Which of the lines in the data below contain the string "Anand"? Copy each of them.

[Source records]
▶
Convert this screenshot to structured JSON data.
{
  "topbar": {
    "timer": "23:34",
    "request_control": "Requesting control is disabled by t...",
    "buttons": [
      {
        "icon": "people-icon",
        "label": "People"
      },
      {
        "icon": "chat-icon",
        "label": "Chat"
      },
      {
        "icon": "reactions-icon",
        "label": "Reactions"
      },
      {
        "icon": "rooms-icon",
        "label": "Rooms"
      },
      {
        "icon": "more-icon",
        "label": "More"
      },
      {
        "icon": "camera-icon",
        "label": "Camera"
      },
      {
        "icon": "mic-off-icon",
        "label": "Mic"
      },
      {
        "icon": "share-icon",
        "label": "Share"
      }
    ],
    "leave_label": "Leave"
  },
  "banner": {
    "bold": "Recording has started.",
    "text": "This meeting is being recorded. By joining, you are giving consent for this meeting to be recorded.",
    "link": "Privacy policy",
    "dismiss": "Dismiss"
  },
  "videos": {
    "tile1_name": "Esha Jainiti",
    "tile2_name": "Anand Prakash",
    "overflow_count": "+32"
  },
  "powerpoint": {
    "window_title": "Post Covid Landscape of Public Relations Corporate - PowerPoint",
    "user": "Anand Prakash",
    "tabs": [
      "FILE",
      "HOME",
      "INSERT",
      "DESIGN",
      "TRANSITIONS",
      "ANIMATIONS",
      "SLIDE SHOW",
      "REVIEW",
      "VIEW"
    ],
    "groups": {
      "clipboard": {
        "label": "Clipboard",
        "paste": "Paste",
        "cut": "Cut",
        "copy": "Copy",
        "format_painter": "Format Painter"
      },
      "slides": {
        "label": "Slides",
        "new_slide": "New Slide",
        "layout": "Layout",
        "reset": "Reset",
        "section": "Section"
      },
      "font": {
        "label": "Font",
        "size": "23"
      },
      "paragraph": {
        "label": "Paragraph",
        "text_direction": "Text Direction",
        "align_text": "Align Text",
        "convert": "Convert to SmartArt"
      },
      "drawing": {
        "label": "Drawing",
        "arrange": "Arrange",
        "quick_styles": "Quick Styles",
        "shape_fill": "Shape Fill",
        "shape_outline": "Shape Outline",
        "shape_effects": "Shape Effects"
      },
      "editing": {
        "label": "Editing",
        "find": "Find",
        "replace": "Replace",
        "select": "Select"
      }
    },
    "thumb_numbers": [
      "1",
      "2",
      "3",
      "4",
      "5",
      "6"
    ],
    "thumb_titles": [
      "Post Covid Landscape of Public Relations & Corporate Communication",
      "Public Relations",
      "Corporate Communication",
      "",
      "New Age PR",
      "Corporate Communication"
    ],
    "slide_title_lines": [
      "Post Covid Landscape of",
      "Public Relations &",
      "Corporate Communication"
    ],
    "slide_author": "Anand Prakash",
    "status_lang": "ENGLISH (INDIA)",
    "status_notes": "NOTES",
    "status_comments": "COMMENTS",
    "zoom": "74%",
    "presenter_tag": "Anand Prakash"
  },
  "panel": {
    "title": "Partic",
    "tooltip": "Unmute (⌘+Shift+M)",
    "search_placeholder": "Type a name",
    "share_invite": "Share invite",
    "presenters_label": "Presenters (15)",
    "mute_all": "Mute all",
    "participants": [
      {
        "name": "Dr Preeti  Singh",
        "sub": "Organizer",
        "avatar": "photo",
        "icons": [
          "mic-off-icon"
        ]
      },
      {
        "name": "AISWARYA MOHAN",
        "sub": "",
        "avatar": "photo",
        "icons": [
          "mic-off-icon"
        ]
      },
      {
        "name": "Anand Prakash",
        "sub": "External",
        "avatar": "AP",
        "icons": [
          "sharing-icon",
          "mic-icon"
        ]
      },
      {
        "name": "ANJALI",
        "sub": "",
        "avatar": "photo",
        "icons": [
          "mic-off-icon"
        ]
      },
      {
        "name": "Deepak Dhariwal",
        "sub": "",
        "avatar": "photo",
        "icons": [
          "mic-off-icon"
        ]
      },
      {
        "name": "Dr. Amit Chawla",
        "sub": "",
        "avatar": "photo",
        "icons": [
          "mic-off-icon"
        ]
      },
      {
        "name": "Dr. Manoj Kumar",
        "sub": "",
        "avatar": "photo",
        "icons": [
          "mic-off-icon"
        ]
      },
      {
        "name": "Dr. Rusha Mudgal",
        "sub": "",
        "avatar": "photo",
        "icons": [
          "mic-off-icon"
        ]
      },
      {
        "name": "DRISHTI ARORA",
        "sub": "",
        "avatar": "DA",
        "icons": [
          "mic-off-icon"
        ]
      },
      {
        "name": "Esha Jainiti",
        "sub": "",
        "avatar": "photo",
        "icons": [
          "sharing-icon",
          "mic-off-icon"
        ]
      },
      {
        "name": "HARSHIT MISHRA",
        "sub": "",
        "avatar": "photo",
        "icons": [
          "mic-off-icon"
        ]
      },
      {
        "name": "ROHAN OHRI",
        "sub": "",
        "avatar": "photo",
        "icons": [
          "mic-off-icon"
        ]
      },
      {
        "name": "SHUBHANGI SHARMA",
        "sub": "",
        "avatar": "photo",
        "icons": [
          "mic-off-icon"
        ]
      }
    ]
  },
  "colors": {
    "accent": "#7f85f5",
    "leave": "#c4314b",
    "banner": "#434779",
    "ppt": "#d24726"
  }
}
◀
### Answer to the problem
    "tile2_name": "Anand Prakash",
    "user": "Anand Prakash",
    "slide_author": "Anand Prakash",
    "presenter_tag": "Anand Prakash"
        "name": "Anand Prakash",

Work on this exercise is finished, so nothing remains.